By: Ringo Bones
The internet pioneer and e-mail inventor Ray Tomlinson passed away on Saturday, March 5, 2016 at the age of 74 of an apparent heart attack. The US computer programmer came up with the idea of electronic messages that could be sent from one network to another back in 1971. His invention included the ground-breaking use of the “@” symbol in e-mail addresses, which is now standard.
Ray Tomlinson has sent what is now regarded as the first e-mail while working in Boston as an engineer for the research company Bolt, Beranek and Newman. The firm played a big role in developing an early version of the internet, known as Arpanet. However, Tomlinson later said he could not remember what was in that first test message, describing it as “completely forgettable”. His work was recognized by his peers back in 2012, when he was inducted into the Internet Hall of Fame.
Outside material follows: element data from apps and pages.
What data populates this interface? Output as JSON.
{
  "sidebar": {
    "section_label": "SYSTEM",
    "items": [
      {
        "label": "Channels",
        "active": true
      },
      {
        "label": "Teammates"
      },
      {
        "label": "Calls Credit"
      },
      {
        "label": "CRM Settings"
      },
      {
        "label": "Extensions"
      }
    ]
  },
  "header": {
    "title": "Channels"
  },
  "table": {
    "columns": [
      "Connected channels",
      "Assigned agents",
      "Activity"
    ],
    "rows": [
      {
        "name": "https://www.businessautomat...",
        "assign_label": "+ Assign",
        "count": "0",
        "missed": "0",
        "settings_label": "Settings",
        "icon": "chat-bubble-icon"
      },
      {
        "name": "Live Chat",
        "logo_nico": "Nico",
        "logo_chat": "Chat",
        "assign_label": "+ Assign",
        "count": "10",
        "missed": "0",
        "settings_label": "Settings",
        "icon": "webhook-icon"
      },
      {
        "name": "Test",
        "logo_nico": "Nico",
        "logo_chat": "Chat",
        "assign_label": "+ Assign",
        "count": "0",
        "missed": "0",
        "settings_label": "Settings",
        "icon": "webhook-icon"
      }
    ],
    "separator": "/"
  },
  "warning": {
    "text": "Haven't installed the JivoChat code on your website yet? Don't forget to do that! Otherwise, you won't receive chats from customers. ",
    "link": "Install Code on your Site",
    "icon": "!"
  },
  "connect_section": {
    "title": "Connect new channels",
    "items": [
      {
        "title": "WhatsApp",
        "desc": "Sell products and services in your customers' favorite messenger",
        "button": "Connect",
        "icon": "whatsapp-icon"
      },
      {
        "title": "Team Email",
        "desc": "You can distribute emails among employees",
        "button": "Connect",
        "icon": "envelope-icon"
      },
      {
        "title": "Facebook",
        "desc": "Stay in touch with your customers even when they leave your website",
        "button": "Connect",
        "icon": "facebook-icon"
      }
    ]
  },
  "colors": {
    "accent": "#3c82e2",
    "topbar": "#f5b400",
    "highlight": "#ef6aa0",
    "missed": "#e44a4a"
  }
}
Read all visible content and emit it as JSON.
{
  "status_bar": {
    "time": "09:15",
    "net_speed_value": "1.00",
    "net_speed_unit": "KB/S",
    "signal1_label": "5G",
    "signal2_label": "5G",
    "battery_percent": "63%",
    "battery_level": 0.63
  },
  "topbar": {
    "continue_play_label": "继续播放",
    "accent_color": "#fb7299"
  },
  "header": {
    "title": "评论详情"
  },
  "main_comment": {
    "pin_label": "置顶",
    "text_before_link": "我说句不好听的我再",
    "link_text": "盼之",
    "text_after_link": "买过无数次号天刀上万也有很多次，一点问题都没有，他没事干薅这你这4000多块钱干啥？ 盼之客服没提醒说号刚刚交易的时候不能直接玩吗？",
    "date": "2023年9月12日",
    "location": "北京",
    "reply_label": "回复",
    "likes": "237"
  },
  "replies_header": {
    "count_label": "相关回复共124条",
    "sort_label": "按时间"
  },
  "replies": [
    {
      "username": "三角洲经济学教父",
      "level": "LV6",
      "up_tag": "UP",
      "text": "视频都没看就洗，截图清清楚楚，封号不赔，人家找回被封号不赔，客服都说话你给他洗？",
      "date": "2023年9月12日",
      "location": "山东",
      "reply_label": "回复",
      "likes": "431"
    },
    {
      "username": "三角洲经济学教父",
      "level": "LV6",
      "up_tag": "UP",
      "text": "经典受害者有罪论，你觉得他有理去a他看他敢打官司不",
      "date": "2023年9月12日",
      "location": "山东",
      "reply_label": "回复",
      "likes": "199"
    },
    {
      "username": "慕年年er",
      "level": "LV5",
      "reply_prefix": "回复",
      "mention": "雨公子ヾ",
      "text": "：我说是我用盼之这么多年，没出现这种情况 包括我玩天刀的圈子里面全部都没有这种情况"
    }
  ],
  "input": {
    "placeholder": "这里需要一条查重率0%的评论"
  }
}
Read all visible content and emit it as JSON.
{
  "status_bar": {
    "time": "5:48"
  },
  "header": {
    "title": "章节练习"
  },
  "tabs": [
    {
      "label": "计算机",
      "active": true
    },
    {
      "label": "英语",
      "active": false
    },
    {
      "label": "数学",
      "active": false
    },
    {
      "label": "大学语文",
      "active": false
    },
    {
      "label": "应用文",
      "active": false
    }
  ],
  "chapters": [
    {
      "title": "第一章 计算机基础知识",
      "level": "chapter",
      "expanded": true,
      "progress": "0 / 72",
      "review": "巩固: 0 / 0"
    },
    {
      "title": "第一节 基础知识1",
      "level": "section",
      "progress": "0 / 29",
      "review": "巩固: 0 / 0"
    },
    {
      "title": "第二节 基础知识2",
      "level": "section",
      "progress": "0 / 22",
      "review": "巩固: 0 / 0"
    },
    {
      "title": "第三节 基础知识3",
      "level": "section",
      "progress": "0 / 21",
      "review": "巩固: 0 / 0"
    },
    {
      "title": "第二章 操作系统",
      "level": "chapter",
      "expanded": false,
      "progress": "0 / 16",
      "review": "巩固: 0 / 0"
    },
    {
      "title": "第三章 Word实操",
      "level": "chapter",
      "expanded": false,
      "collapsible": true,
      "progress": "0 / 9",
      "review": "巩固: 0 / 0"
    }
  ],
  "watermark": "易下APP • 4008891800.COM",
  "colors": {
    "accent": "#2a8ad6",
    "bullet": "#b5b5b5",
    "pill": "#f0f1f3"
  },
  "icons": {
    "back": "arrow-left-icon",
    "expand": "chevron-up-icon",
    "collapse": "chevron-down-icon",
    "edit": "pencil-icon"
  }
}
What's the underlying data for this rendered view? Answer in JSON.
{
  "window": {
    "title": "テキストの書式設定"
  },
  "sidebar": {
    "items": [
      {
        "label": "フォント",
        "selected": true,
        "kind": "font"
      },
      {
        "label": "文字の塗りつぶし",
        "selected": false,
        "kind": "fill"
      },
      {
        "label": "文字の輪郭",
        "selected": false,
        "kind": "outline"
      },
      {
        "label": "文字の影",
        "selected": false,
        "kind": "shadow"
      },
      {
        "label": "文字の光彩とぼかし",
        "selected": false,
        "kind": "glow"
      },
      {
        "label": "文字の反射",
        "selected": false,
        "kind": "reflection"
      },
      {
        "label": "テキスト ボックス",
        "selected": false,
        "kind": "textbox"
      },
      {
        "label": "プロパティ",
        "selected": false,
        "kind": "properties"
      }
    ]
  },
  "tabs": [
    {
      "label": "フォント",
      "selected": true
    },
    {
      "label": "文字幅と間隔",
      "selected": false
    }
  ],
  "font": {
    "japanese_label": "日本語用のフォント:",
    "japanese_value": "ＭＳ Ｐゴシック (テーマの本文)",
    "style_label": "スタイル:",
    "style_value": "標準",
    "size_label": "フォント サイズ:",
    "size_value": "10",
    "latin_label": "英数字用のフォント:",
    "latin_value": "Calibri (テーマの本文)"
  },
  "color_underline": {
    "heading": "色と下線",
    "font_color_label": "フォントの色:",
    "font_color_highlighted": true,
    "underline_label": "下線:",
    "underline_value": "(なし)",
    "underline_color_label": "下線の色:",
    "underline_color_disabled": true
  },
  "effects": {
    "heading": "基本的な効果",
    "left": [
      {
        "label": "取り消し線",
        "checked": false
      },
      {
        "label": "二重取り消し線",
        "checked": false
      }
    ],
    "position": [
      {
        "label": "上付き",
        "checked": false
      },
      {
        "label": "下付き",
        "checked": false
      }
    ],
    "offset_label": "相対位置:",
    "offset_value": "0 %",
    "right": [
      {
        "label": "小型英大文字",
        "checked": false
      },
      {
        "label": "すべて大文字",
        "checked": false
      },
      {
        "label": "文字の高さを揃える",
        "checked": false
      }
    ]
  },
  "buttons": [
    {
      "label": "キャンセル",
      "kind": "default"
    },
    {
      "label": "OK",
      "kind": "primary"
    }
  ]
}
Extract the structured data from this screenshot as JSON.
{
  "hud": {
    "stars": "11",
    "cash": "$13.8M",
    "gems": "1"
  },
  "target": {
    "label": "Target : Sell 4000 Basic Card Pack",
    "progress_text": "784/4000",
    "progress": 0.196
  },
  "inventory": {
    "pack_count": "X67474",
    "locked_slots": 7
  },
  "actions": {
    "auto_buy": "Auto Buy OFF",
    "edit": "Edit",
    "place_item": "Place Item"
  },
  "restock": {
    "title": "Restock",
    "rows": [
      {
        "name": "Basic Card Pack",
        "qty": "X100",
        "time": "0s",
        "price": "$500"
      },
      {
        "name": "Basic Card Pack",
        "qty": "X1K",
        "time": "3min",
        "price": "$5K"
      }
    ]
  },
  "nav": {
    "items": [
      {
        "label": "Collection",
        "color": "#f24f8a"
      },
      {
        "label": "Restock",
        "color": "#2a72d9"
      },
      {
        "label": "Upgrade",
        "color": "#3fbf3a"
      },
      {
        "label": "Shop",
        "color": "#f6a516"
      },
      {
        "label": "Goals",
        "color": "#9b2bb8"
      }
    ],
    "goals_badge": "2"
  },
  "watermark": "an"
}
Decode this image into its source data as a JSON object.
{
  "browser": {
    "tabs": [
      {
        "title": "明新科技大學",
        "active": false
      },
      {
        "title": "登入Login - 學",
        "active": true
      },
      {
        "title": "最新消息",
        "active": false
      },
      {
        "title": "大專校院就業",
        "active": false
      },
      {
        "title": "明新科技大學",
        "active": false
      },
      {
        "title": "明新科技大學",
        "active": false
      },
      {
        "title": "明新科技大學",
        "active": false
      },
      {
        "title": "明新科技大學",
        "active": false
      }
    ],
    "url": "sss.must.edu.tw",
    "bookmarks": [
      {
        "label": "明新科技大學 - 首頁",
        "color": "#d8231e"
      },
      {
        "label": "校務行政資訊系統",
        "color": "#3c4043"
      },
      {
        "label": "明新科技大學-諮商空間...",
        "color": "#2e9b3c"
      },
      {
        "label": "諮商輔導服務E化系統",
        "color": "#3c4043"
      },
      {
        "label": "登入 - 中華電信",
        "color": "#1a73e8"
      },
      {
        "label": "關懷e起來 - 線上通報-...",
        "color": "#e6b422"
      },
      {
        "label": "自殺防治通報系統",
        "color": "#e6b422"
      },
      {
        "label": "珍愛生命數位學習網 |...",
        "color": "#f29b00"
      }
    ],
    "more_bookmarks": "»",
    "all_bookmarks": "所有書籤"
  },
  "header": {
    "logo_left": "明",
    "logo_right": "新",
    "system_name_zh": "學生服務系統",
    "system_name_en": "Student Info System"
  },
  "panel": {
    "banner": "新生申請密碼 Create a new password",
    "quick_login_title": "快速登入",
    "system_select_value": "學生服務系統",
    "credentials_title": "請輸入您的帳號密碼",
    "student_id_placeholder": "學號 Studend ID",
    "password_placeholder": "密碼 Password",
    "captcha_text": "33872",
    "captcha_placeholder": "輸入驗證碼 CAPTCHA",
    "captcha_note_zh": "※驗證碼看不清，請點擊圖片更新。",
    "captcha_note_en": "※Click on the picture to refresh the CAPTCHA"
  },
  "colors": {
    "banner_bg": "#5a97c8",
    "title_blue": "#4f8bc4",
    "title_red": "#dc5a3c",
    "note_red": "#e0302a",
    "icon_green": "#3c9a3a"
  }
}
45 years after the first ever e-mail was sent, such form of internet communication has become so ubiquitous that it has even become a topic of political contention – i.e. US Presidential hopeful Hillary Clinton’s ongoing e-mail scandal. And despite of the widespread popularity of “newfangled” social media networks that only began during the first decade of the 21st Century, sending messages and other electronic files via e-mail is still the de rigueur method used by some due to its ease of use in relation to its security in comparison to upstart social media accounts. Will e-mail accounts like those pioneered by Ray Tomlinson as we know it still be around 50 years from now or will it be finally superseded by some much improved version wholly different from what we currently use?